After work we would be headed to Smitty’s Bar, where the twangy music would kick up, and I’d try to find the courage to dance in public.
The Crandells participated in 4-H the way we did everything: bargain hunting, doing odd jobs, and keeping costs and desires to a minimum.
I lie on the couch in the living room and feel a deep sense of shame, because I’ve increased our debt by getting sick.
It is one thing to be bad with money when you have it, and quite another to be bad with it when you don’t. My mother gave away what little she had, mostly because she had been taught that every poor person she met was the Lord in disguise, testing her love.
I was home on fall break in my final year at Ball State University in Muncie, Indiana, and I needed money to pay tuition, so I was working a twelve-hour shift with my father at the ceiling-tile factory.
I stood inside the entrance of Central State Hospital in Indianapolis, Indiana, waiting to get patted down. It was my first visit to the institution, in 1992. I was twenty-four and had been working in the field of disability and mental health for two years.
That fall my brothers and I would be sowing the fields on our own for the first time. Dad was working extra shifts at the ceiling-tile factory with the threat of layoffs ever present. One night he sat us down and said, “Wheat’ll be yours to get in the ground. Work together.” That was it.
I’m scared now because so little of the Darren I’ve always known seems to remain in his weakened body. I can’t remember ever having been more frightened by a change in someone. I understand that we should expect “personality inconsistencies,” as the emergency-room doctor said, but it’s as if an entirely new brother came home with us from the Wabash County Hospital.
Grandma Rose’s younger brother Leonard was murdered thirty-seven years before I was born. As a child I was often told I resembled Leonard, which was meant to explain why Grandma didn’t take much interest in me. My father’s mother was a stern, often judgmental woman, and I was scared of her.
During the months when my parents’ dream of owning a farm died, I became a sleepwalker, and Dad became ever more diligent about hygiene. He shaved twice a day: once before the sun rose and again just before sleep. He kept his steel-toed work boots dirt-free, the leather mink-oiled, the laces neatly double knotted.
After my parents lost our farm and we moved into town, I started attending an evangelical Quaker church with my friend Brad. I wasn’t sure I liked it at first, but as the months passed with my mom and dad rarely speaking, I did start to find something like peace when I prayed.

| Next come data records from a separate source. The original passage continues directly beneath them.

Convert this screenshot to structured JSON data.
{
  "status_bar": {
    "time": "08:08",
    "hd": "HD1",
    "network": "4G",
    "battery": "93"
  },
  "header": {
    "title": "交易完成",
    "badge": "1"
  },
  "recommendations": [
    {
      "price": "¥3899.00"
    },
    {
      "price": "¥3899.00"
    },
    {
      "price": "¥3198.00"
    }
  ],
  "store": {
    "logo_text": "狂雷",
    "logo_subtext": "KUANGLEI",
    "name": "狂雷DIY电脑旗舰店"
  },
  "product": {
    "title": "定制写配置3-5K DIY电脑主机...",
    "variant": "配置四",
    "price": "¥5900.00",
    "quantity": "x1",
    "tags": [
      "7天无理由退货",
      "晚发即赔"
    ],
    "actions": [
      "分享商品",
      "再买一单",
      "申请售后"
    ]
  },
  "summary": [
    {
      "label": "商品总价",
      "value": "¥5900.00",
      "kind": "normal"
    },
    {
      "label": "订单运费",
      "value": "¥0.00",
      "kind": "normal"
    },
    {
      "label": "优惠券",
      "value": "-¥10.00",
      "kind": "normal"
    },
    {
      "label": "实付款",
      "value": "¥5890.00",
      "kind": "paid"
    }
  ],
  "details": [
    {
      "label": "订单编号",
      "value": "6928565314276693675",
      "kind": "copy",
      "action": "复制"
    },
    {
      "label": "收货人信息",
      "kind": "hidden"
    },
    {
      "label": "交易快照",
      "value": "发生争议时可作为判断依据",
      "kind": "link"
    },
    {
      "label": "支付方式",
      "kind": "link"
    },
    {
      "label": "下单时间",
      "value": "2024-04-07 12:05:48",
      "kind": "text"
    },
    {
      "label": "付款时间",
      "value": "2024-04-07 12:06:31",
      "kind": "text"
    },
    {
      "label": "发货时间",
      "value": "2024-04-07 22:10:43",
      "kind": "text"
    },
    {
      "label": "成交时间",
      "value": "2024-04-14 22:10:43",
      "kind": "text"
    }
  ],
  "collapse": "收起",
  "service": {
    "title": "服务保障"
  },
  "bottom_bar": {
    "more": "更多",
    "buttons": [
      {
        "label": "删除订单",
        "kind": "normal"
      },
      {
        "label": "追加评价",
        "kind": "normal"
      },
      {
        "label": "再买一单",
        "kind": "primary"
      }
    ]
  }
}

Our father was blind for five days. He pawed the walls as he felt his way around the house. The television stayed turned up loud, as if the chemicals that had burned his eyes had also scorched his hearing.